In a report published in Nature, researchers linked three genetic loci to the increased proliferation of hematopoietic stem cells (HSCs), which may subsequently increase the risk of clonal hematopoiesis of indeterminate potential (CHIP) and malignancies. This included a variant in a non-coding region near TET2 that was specific to people of African descent.
“Using genetics, we may be able to better identify who’s at increased risk of developing CHIP and leukemia or other diseases,” lead study author Alexander Bick, MD, PhD, of Vanderbilt University Medical Center, told ASH Clinical News. “If we’re better able to identify who’s at increased risk, that may help us target who to screen more closely for these diseases, catch it early, or try to identify treatments during the early stages of disease.”
The researchers analyzed genetic and health data from 97,691 people collected through the National Heart, Lung, and Blood Institute’s (NHLBI’s) Trans-Omics for Precision Medicine (TOPMed) program. Dr. Bick and colleagues identified 4,229 people with CHIP in TOPMed.
Another distinct set of whole-genome sequencing samples from the TOPMed Freeze 8 release also were identified to replicate the findings from the TET2 genetic association analysis (n=9,389).
TOPMed is a diverse cohort, the authors noted. Approximately 58% of people in the program are of non-European ancestry and approximately 82% are U.S. residents with diverse ancestry and ethnicity, including:
- European (40%)
- African (32%)
- Hispanic or Latino (16%)
- Asian (10%)
The genetic analysis revealed several germline genetic mutations that gave rise to clonal hematopoiesis, which occurred principally through two pathways. “The first pathway is related to genome integrity,” said Dr. Bick, “or how likely one is to get a mutation.” TERT was the top signal, followed by CHEK2, which is involved in DNA damage repair.
In their cohort analysis, the investigators found a region of the genome associated with CHIP in only people with African ancestry: the noncoding variant at the TET2 locus. This variant was specific to donors with African ancestry and is known to disrupt the HSC TET2 enhancer, resulting in decreased TET2 expression and higher levels of self-renewal of HSCs, the authors explained.
They also observed lower-than-normal levels of TET2 mRNA in blood samples from 16 African Americans in the cohort who had 1 copy of this genetic variant.
To confirm these findings in the lab, researchers removed the TET2 gene from mice and found subsequent increased self-renewal of HSCs, resulting in more stem cells.
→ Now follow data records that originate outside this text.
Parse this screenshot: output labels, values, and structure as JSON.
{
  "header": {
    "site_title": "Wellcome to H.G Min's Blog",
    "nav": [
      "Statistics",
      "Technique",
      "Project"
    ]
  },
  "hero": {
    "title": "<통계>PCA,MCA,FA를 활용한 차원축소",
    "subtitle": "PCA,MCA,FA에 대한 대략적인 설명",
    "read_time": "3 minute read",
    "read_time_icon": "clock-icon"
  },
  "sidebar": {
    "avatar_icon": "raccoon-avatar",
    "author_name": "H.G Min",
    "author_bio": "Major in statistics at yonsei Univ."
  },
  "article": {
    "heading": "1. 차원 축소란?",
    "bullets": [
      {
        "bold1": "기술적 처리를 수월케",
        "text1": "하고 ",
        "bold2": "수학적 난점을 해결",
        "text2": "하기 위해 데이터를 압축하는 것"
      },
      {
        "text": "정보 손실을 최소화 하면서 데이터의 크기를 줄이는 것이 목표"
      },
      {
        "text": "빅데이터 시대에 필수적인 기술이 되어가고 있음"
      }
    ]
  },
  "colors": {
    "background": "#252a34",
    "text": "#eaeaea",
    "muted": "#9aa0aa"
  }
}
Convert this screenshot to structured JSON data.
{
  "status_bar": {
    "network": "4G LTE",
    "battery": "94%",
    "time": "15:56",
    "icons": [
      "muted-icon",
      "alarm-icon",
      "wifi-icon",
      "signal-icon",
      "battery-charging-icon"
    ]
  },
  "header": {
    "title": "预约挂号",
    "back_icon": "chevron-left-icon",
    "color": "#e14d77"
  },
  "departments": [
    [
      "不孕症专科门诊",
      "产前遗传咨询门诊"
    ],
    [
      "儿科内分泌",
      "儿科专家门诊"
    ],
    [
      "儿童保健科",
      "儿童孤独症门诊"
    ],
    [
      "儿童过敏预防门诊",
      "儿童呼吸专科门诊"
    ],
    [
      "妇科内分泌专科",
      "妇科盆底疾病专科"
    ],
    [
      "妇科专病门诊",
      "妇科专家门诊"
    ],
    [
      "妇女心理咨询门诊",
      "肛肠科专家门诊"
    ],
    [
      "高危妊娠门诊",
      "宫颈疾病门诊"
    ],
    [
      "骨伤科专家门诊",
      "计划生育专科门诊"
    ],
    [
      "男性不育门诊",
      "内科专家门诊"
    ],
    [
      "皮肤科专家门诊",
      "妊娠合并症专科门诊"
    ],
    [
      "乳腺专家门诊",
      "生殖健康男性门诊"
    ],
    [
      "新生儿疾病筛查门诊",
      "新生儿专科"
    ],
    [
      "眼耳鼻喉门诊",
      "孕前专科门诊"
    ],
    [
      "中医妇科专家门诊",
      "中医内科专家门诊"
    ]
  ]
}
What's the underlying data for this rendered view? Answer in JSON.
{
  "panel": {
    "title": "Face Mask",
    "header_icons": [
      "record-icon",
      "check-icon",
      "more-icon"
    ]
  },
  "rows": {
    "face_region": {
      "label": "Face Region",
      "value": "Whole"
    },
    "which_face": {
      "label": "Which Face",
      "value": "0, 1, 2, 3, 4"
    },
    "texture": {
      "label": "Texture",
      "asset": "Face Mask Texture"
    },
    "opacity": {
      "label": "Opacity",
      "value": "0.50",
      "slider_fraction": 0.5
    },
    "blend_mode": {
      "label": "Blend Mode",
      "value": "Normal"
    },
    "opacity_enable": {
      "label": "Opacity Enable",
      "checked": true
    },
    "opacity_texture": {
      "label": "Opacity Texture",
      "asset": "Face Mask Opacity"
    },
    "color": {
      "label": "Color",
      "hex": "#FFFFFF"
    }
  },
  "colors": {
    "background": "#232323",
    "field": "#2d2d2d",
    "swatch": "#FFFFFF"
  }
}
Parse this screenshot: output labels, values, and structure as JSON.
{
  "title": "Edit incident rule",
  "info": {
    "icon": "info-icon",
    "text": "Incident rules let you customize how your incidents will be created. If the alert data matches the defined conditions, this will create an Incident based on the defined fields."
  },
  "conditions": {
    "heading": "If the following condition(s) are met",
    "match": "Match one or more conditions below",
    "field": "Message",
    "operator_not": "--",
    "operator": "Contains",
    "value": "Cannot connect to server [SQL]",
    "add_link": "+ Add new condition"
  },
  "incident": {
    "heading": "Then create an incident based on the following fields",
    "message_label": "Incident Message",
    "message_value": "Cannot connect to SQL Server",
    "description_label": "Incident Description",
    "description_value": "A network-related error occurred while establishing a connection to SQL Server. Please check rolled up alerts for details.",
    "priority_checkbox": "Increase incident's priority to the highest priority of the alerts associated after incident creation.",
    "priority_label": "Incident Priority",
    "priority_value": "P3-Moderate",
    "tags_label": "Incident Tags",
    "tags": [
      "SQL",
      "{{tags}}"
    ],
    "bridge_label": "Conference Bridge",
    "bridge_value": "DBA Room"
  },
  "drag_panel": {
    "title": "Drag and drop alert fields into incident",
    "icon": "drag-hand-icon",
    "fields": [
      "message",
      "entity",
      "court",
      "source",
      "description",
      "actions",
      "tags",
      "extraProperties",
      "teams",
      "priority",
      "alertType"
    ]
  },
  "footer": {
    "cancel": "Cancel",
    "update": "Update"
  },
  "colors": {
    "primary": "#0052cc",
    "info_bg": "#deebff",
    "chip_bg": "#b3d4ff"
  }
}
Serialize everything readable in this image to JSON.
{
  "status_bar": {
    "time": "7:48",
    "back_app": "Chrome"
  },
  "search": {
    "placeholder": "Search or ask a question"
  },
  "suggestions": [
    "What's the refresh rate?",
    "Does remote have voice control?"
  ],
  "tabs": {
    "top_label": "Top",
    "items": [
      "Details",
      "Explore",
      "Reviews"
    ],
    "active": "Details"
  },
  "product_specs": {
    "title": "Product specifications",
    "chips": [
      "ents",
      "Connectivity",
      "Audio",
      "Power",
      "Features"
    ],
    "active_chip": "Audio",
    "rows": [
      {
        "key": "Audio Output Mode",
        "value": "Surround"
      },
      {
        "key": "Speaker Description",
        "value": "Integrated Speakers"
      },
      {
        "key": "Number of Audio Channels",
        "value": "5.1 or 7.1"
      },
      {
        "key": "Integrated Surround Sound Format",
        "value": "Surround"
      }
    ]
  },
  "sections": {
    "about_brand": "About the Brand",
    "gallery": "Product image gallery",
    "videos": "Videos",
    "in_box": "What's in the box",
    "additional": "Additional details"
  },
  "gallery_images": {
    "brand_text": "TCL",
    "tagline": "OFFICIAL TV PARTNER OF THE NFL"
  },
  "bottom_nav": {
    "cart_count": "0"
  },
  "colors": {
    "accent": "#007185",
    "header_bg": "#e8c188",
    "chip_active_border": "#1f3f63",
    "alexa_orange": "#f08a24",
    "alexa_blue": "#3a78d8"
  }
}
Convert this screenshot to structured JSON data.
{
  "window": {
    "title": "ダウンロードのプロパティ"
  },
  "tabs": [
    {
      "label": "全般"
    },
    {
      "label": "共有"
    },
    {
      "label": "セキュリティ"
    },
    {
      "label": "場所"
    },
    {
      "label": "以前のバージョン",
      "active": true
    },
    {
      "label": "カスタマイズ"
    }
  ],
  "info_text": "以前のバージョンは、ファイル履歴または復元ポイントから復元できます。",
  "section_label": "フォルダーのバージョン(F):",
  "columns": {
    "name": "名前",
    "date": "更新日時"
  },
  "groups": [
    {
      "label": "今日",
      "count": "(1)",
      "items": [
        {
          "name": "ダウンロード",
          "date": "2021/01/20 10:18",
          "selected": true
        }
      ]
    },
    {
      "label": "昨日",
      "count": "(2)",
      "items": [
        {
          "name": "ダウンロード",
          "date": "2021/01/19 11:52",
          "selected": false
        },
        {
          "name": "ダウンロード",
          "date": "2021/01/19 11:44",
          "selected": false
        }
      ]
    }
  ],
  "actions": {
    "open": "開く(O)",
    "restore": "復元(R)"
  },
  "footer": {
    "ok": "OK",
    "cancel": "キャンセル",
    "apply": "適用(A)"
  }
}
Cell colonies also grew more rapidly when the investigators “turned down” expression of TET2 in isolated human HSCs.
“Using genetics, we may be able to better identify who’s at increased risk of developing CHIP and leukemia or other diseases.”
—Alexander Bick, MD, PhD
Dr. Bick added that the genetic predisposition to clonal hematopoiesis and myeloproliferative neoplasms (MPNs) was almost identical, suggesting that people who are born with this increased risk of CHIP are also at an increased risk of MPNs.
The researchers found “very specific” signatures of increased inflammation, according to Dr. Bick, including interleukin 6 (IL-6) and IL-1 beta.
“We think the mutation is driving the inflammation, but there’s also an active area of research trying to understand whether people who have increased inflammation are at increased risk of developing this and other blood disorders,” he said. “An active future direction of investigation is to try to understand how inflammation is feeding into clonal hematopoiesis and causing it to evolve into MPNs and myeloid leukemia.”
Limitations of this study included the reduced sensitivity for the detection of CHIP with low allele fractions, as well as the cross-sectional nature of the analyses of CHIP with non-genetic risk factors and biomarkers.
Study authors report no relevant conflicts of interest.
Bick AG, Weinstock JS, Nandakumar SK, et al. Inherited causes of clonal haematopoiesis in 97,691 whole genomes. Nature. 2020;586:763-768.